→ **About this task**
From the listing below, pull out every line where the string "lmscommunity" appears.

→ **Data section**
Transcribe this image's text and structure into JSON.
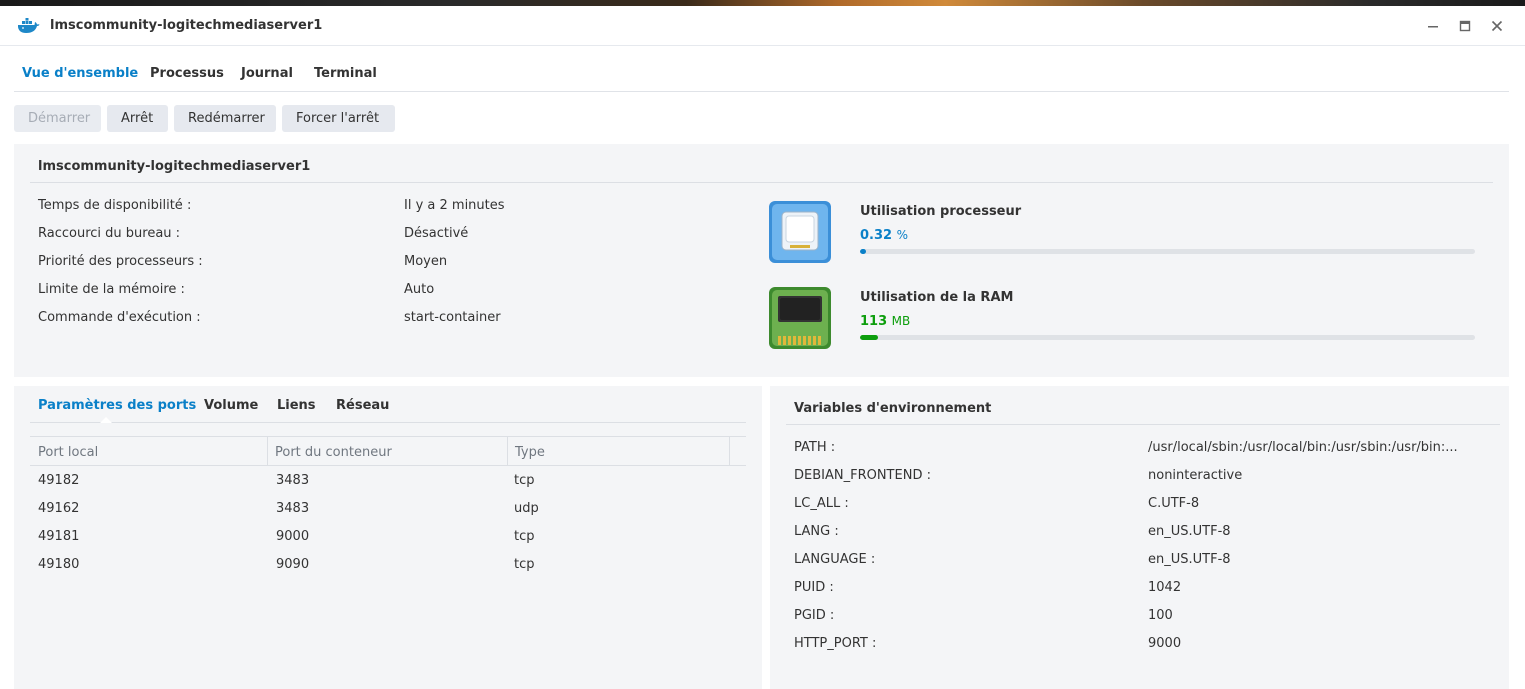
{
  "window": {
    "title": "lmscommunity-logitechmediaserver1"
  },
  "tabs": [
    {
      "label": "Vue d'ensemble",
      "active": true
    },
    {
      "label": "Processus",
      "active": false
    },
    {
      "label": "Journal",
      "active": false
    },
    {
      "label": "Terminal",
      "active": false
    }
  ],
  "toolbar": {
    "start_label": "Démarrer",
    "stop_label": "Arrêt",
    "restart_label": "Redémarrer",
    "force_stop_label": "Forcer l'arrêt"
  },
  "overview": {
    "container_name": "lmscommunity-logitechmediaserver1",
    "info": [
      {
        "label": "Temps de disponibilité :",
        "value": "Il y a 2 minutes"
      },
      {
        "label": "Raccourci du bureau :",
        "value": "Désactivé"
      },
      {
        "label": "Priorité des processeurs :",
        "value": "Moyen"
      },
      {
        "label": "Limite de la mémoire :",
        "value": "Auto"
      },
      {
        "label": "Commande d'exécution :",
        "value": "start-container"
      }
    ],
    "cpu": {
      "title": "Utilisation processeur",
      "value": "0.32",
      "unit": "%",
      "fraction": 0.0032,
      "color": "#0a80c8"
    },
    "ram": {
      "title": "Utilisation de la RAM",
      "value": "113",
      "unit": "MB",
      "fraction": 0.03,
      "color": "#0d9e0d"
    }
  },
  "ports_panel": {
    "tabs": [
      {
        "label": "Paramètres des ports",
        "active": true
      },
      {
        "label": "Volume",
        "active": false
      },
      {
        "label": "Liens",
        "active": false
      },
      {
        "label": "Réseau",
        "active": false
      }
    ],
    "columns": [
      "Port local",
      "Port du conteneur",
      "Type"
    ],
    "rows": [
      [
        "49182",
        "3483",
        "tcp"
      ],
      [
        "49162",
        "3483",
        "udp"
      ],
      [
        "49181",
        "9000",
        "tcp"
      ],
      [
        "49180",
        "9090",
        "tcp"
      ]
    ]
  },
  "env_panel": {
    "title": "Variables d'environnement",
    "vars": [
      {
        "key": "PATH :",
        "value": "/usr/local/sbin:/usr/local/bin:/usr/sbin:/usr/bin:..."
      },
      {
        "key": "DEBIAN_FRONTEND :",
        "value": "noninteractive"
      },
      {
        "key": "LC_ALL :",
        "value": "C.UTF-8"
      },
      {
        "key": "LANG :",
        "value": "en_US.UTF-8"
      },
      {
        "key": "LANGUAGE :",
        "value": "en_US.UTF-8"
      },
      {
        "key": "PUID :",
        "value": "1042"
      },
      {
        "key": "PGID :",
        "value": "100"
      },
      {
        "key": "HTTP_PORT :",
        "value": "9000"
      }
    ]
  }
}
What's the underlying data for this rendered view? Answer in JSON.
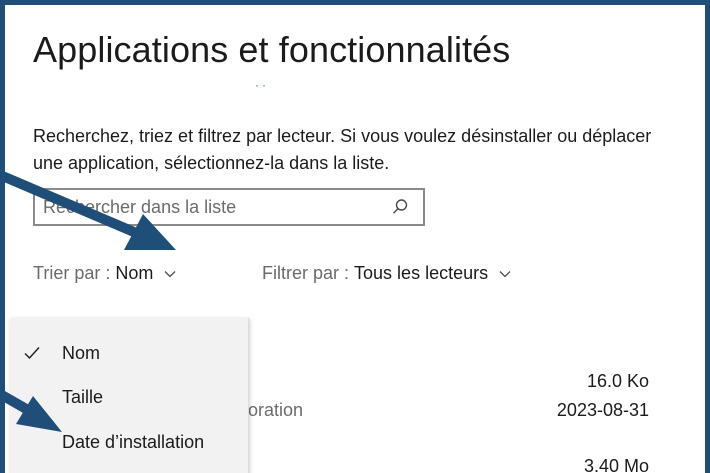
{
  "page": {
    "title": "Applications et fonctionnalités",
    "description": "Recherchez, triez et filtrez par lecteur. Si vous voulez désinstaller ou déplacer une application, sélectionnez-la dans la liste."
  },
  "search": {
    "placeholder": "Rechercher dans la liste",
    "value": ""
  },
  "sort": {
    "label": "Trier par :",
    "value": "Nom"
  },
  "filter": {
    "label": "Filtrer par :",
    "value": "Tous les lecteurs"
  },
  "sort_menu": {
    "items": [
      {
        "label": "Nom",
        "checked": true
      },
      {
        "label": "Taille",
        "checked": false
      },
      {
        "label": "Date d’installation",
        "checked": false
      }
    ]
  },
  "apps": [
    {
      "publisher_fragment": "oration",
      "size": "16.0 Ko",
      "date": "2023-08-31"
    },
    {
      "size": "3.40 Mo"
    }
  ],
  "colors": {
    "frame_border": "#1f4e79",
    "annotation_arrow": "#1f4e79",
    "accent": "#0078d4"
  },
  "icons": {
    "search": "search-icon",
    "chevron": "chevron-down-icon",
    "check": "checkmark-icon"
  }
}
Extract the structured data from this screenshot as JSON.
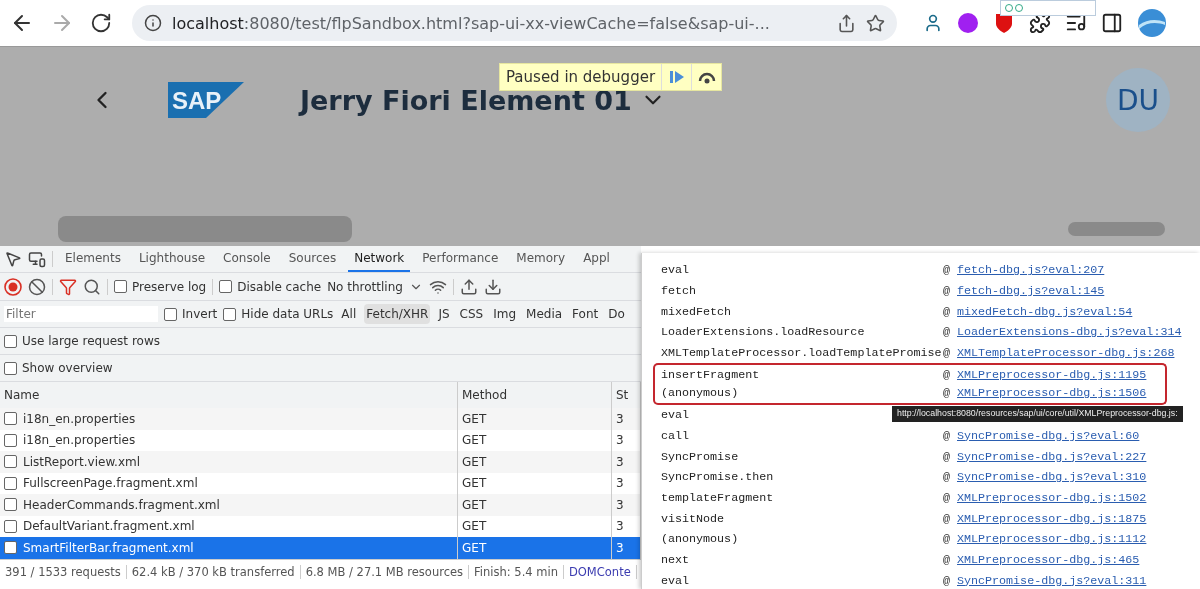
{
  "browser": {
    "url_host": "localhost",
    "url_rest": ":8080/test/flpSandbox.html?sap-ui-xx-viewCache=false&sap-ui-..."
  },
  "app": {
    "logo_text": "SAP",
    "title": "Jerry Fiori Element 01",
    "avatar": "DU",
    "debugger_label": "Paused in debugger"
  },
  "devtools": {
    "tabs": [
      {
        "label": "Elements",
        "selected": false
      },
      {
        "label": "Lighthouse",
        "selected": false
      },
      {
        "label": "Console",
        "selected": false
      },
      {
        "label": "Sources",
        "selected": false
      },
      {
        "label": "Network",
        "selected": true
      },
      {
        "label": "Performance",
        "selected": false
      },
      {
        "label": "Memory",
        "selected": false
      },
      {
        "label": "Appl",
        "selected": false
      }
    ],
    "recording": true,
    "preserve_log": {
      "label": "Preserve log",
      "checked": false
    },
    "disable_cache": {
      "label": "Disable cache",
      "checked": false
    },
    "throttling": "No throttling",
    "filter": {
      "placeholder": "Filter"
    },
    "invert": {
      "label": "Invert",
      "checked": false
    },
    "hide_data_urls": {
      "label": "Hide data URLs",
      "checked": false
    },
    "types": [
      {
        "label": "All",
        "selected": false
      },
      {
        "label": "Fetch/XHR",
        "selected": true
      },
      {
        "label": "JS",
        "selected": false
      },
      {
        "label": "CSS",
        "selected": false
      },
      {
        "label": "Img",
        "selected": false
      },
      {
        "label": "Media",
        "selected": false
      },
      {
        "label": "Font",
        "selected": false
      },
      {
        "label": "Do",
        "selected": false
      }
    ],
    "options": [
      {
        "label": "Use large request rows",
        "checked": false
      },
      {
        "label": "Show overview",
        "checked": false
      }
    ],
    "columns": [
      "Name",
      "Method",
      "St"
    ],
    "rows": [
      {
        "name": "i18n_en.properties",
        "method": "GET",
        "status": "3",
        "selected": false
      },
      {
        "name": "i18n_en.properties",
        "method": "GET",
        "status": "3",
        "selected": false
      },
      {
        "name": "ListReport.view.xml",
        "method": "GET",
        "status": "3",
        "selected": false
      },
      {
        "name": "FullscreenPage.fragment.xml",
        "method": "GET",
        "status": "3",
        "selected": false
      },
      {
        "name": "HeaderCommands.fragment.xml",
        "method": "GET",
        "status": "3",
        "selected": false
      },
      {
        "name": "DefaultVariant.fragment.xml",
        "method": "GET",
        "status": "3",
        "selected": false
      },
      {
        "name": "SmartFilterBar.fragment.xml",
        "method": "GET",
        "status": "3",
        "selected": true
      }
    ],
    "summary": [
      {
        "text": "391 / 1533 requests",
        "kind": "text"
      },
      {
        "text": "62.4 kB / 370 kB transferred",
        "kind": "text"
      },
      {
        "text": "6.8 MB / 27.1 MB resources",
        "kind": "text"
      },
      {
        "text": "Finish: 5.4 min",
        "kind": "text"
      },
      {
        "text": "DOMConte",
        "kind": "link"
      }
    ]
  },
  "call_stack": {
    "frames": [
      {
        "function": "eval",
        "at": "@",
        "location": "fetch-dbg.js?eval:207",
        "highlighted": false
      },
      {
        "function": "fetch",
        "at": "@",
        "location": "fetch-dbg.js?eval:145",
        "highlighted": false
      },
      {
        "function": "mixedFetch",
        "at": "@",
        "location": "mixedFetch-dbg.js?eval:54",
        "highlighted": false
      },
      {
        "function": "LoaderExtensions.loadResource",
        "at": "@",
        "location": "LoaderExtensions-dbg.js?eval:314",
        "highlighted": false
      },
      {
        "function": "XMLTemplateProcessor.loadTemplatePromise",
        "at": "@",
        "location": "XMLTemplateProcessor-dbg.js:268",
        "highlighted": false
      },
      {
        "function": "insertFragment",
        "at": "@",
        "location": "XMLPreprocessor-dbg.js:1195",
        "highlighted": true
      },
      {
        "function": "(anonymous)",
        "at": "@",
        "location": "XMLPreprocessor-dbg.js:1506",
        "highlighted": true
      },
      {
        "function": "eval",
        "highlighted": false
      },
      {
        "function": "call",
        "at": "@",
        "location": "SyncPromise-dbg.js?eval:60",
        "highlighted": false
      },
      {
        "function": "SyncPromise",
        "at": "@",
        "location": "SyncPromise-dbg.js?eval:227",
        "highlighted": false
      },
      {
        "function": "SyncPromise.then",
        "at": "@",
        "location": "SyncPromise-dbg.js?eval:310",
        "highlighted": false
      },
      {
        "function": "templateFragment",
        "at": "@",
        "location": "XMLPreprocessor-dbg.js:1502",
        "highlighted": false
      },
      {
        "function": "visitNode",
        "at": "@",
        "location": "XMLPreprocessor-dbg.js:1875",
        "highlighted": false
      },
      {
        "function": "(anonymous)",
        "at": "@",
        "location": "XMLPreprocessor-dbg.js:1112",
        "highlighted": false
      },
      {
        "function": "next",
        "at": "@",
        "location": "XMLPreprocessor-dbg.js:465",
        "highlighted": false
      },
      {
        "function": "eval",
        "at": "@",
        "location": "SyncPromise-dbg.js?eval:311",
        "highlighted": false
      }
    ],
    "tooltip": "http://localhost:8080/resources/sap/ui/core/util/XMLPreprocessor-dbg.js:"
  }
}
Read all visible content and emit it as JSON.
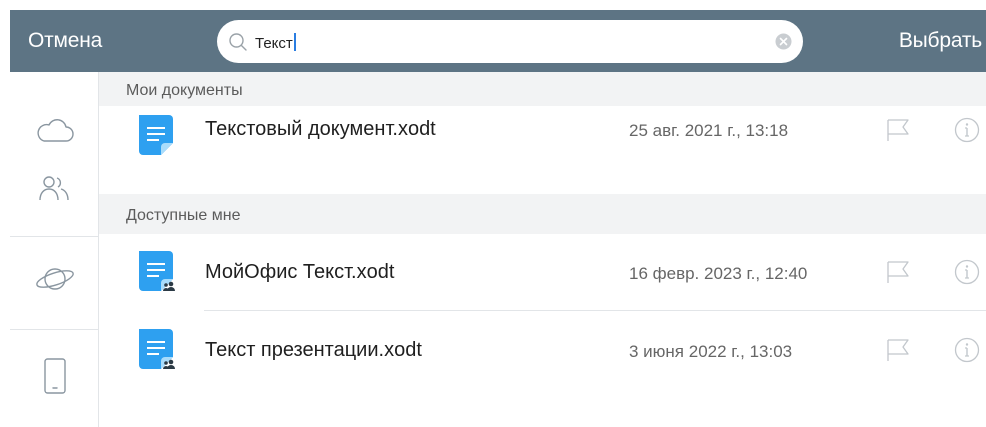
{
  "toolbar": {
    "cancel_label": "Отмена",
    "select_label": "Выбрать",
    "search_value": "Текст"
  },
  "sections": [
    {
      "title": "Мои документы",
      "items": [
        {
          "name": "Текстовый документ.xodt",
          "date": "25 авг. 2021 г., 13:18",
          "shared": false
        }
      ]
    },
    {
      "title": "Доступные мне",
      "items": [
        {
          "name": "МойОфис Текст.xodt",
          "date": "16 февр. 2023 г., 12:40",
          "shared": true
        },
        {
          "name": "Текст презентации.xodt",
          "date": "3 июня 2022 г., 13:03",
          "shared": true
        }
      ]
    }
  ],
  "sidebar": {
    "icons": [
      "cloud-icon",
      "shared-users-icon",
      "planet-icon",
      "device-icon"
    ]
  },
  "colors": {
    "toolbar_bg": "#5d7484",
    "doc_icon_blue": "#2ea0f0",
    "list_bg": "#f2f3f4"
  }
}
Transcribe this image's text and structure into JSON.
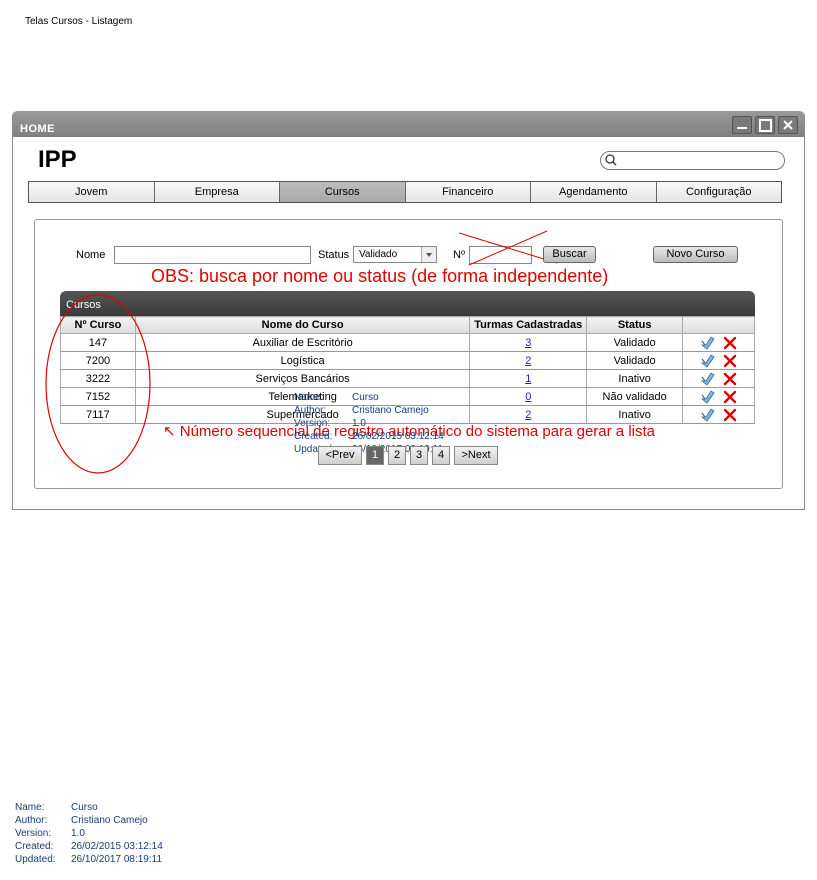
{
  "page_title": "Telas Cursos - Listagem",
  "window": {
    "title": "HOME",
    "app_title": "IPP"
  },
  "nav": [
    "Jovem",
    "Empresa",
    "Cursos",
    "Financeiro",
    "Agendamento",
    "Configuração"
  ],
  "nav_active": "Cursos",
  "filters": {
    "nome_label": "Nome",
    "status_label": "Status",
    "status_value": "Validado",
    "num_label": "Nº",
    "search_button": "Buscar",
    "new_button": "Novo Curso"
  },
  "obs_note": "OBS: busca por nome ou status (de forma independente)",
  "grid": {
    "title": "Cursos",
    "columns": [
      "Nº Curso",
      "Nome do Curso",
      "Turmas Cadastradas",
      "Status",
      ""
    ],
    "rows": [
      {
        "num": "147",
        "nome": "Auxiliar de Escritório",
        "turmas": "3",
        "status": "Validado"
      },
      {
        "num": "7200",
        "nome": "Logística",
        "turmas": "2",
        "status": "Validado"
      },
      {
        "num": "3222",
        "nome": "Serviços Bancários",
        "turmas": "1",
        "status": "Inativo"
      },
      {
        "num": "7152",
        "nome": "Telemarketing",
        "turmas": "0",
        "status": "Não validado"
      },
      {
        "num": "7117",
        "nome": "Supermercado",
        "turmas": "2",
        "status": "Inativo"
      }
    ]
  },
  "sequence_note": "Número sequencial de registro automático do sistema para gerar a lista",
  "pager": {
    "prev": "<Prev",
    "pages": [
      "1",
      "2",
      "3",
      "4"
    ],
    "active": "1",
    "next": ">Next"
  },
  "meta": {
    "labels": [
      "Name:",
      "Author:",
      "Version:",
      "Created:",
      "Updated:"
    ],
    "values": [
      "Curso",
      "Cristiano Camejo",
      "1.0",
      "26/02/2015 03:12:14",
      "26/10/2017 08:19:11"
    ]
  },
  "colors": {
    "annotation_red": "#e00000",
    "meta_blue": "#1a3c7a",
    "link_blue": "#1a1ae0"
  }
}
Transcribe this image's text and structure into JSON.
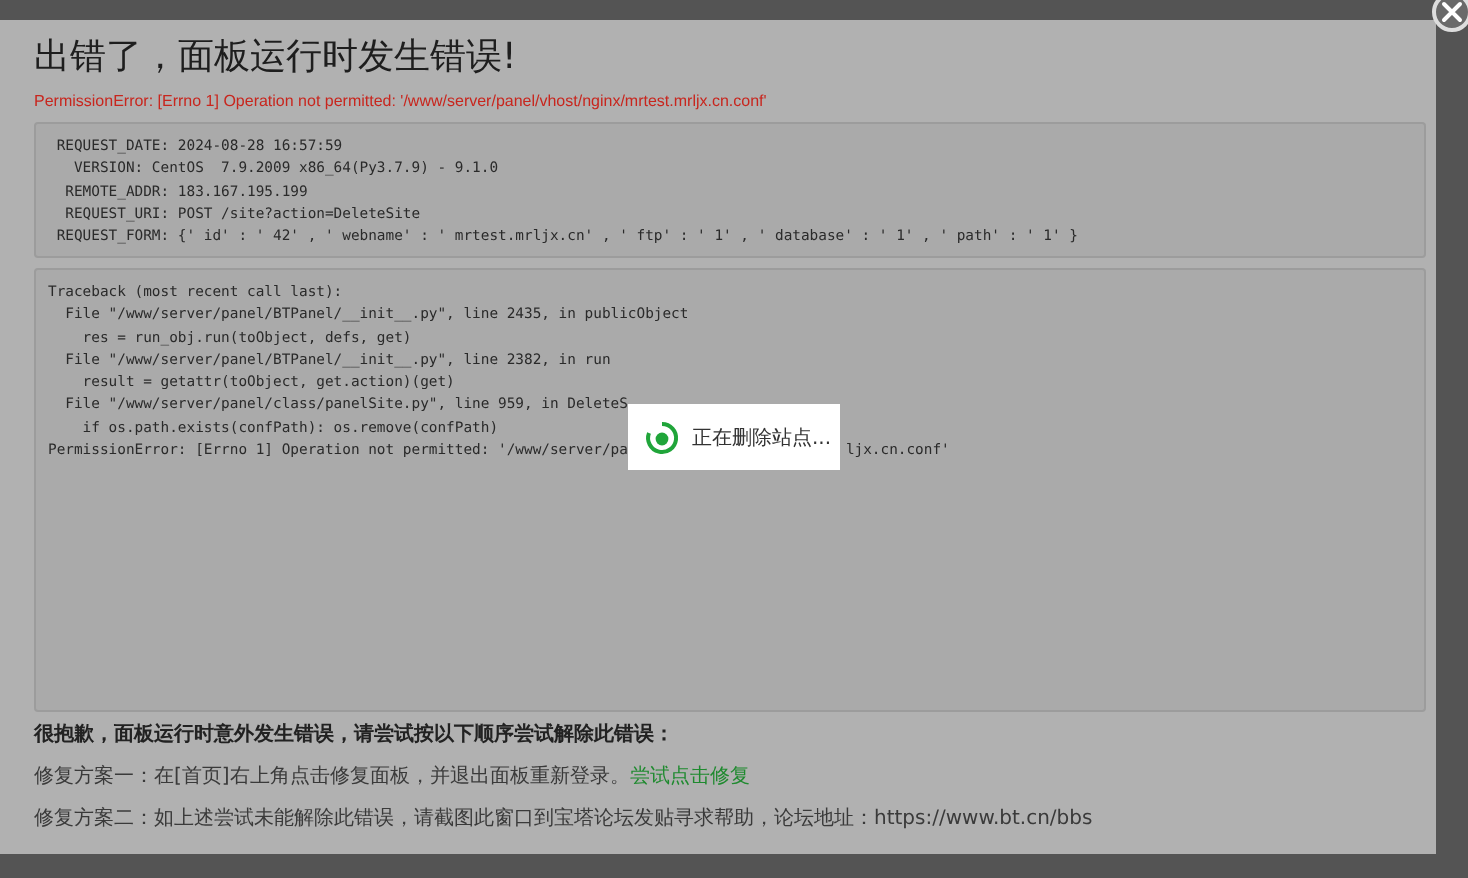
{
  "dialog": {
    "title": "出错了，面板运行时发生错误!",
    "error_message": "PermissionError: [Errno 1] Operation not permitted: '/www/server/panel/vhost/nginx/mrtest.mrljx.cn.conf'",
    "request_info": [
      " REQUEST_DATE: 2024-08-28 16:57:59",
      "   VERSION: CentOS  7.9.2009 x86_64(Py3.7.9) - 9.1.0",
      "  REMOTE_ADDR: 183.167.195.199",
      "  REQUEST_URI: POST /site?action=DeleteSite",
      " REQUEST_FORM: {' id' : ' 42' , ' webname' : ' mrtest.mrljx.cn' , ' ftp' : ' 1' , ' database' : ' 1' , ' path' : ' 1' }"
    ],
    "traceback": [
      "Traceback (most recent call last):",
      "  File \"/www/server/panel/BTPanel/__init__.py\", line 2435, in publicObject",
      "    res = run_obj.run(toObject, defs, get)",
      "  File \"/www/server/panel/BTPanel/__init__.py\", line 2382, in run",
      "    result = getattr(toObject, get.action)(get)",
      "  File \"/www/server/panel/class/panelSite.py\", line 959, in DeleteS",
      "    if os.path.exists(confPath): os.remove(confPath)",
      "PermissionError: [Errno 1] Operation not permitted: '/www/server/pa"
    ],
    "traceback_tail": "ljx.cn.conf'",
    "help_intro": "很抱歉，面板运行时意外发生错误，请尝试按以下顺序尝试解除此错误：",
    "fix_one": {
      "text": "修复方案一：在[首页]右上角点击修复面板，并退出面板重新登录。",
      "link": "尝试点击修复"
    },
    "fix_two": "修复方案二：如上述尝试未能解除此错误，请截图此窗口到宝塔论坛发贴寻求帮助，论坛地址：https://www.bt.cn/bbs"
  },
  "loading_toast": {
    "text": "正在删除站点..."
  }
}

→ **Exercise answer**
    "title": "lmscommunity-logitechmediaserver1"
    "container_name": "lmscommunity-logitechmediaserver1",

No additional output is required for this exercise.